- [EXERCISE DESCRIPTION] In the entries below, every line that contains "Systems" must be located and copied.

[RECORDS FOR THE EXERCISE Boundary: Start]

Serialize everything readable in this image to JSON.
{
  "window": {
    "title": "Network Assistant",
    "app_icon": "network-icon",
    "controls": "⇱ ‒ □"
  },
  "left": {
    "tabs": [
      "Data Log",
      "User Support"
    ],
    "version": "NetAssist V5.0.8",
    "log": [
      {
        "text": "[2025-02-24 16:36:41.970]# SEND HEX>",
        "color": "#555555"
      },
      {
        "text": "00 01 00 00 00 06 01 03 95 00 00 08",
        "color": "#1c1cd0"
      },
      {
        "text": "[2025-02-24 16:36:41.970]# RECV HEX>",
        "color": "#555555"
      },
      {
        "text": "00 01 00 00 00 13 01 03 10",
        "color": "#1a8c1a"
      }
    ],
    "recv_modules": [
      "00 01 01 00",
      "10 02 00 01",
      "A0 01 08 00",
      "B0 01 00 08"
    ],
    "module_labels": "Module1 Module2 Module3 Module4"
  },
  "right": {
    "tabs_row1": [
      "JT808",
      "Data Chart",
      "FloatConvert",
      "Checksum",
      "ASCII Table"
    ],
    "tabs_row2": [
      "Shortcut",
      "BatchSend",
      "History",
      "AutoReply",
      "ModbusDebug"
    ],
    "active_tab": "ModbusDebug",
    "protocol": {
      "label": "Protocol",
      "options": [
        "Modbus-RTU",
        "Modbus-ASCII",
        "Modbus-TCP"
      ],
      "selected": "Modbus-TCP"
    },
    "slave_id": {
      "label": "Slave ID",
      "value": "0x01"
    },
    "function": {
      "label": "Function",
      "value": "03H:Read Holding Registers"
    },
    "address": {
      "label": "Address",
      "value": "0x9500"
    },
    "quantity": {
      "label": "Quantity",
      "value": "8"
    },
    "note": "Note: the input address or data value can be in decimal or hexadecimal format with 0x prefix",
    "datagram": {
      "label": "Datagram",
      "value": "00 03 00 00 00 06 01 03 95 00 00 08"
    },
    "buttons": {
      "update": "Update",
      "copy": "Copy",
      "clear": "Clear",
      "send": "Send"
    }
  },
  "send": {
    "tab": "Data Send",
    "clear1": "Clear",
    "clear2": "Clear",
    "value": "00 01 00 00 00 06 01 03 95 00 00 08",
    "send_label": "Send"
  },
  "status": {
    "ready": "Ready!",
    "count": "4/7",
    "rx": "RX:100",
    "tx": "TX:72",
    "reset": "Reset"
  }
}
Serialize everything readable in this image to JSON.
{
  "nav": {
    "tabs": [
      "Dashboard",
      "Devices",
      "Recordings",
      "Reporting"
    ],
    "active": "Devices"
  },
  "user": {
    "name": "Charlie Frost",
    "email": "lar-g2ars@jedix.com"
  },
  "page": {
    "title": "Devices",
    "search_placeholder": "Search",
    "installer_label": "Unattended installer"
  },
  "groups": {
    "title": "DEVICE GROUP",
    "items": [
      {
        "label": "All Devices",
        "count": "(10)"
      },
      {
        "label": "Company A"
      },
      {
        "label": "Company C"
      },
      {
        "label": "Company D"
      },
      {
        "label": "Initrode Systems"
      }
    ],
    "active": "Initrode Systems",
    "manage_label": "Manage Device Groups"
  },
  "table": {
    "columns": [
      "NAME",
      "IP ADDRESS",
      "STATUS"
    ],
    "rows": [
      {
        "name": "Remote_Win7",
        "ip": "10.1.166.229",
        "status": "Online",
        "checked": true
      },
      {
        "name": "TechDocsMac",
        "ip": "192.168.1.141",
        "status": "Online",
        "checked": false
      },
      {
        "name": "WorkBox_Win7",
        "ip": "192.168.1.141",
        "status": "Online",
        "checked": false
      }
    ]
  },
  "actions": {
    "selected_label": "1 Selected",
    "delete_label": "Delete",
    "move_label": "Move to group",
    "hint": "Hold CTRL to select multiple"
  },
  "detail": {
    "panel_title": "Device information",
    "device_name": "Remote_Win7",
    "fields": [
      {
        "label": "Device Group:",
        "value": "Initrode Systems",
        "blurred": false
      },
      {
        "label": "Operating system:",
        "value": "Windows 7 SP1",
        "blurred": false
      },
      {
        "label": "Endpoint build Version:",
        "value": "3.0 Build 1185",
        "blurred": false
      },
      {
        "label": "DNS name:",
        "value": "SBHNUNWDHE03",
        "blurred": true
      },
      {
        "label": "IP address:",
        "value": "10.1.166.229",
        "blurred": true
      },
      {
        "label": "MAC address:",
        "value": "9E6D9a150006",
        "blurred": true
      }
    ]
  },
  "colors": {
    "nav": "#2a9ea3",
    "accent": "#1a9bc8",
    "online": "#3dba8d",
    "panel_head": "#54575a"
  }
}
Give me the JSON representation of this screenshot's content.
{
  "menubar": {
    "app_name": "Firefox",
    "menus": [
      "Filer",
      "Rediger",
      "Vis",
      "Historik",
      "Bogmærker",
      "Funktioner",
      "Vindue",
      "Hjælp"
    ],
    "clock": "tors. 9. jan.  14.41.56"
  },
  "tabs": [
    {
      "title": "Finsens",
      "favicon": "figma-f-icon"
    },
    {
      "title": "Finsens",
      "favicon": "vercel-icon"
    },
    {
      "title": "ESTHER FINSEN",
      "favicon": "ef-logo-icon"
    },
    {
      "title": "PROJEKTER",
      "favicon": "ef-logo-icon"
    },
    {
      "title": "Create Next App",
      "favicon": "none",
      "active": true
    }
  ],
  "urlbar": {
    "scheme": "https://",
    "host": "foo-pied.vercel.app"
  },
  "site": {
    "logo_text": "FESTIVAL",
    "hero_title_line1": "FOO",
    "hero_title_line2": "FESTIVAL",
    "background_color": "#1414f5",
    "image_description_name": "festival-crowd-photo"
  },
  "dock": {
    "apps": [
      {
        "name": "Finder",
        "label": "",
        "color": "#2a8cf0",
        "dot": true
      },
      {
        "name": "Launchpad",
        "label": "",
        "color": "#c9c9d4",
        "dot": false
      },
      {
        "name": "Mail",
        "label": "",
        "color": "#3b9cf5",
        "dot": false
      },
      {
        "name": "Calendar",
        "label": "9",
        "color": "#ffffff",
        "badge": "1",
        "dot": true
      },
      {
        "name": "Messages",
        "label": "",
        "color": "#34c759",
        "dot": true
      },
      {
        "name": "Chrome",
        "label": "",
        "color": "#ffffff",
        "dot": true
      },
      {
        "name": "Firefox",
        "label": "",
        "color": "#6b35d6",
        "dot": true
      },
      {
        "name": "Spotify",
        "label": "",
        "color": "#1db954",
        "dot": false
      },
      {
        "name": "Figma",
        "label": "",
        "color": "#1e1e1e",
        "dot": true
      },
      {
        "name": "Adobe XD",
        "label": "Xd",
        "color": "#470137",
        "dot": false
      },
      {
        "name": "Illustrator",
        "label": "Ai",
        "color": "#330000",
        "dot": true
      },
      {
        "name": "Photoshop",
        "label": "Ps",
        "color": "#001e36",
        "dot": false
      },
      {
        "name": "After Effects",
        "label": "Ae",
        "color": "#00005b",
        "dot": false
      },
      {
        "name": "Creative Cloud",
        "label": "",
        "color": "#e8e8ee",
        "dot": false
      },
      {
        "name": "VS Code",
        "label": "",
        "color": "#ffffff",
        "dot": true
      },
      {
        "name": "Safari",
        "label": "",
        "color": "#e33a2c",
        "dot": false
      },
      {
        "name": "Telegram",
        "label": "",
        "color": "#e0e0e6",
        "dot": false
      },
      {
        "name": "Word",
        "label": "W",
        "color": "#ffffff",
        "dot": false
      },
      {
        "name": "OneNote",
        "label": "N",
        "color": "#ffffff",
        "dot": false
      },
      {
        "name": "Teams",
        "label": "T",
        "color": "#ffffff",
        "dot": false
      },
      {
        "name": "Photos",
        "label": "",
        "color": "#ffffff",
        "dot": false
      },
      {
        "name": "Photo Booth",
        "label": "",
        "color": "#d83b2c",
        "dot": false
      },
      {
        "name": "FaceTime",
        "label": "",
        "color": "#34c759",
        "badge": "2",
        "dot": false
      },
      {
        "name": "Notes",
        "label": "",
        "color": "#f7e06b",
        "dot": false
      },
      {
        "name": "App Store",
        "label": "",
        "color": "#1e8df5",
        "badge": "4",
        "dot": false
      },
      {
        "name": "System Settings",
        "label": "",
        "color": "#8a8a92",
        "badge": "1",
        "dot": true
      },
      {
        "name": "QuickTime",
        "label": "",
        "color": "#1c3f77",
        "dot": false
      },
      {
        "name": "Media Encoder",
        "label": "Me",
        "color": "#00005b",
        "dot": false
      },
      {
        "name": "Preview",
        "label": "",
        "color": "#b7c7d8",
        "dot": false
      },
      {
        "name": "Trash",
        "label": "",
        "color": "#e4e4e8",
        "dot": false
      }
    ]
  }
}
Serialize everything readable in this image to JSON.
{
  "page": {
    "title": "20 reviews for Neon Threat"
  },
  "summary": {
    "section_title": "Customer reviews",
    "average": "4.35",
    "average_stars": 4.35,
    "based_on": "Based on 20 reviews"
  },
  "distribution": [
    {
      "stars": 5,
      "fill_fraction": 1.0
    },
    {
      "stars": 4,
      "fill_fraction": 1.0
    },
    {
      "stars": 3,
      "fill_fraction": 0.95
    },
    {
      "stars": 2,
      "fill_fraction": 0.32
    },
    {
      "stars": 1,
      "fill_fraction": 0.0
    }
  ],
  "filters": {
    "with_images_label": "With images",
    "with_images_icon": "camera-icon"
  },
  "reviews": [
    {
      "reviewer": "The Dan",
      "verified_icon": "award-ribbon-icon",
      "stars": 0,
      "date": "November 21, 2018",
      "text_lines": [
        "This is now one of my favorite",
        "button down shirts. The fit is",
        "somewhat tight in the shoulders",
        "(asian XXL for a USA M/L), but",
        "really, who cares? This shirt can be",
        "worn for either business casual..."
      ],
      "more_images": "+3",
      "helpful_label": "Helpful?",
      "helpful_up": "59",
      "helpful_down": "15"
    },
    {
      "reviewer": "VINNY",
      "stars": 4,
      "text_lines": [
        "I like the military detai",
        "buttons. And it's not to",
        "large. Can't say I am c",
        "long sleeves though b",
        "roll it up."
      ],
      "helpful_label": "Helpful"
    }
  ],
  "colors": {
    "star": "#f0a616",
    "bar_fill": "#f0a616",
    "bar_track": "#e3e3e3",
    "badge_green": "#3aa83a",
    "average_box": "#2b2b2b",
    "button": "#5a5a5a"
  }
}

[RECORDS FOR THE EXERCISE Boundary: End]

- [SOLUTION]
        "label": "Initrode Systems"
    "active": "Initrode Systems",
        "value": "Initrode Systems",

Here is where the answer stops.